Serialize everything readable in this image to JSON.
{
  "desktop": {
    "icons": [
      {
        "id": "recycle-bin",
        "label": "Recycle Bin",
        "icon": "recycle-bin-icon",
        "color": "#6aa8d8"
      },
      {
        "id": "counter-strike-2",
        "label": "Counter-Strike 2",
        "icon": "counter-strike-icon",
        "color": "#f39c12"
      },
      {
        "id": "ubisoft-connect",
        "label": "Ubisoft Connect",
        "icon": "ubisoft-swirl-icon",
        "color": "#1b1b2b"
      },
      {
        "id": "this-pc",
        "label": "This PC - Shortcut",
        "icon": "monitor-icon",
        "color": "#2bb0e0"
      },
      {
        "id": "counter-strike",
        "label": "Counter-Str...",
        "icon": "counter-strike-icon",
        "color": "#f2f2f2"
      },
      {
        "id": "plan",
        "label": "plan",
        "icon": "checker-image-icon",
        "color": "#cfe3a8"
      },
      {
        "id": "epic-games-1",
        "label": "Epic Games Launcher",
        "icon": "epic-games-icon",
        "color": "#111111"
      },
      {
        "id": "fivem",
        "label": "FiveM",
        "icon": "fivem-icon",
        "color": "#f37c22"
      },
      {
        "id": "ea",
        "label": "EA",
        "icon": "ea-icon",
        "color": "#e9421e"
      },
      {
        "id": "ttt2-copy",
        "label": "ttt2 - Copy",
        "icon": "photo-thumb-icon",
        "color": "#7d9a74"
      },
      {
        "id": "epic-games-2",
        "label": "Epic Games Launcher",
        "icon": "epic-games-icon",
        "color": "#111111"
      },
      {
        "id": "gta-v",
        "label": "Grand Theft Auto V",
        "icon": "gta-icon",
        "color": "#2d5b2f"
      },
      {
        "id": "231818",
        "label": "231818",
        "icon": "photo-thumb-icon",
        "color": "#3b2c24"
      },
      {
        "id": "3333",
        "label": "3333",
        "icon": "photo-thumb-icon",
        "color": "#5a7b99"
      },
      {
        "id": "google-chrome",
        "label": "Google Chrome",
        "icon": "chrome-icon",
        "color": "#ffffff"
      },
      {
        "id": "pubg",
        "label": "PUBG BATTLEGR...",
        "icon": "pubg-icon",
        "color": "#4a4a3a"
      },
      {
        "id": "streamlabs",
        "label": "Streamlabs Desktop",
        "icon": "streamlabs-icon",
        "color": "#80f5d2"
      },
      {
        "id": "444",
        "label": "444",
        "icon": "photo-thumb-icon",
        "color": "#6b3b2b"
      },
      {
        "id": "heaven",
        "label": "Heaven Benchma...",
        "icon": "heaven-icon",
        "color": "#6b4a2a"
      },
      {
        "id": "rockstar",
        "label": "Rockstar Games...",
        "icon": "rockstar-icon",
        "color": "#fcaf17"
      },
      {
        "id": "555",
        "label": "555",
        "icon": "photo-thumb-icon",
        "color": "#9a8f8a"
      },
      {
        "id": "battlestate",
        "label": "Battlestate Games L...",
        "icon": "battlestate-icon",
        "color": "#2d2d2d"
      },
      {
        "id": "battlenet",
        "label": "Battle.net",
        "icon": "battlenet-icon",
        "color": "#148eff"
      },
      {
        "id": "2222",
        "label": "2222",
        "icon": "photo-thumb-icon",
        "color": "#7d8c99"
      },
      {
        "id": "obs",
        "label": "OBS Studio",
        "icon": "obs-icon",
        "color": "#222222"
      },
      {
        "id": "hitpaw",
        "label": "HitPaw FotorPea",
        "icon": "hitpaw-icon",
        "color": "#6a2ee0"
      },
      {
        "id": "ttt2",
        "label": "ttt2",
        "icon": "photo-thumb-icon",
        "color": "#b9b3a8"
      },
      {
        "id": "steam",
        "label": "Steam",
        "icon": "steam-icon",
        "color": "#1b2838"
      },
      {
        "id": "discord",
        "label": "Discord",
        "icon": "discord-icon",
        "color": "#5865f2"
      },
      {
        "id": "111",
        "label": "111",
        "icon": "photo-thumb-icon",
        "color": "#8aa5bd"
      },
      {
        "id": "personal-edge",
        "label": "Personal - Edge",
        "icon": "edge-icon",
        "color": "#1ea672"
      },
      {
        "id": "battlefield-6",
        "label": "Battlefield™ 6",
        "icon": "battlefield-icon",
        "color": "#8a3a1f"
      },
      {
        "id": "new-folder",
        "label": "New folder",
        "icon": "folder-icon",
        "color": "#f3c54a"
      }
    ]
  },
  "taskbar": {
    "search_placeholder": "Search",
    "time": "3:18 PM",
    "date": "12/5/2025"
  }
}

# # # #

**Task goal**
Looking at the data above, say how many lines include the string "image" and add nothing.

**Result below**
2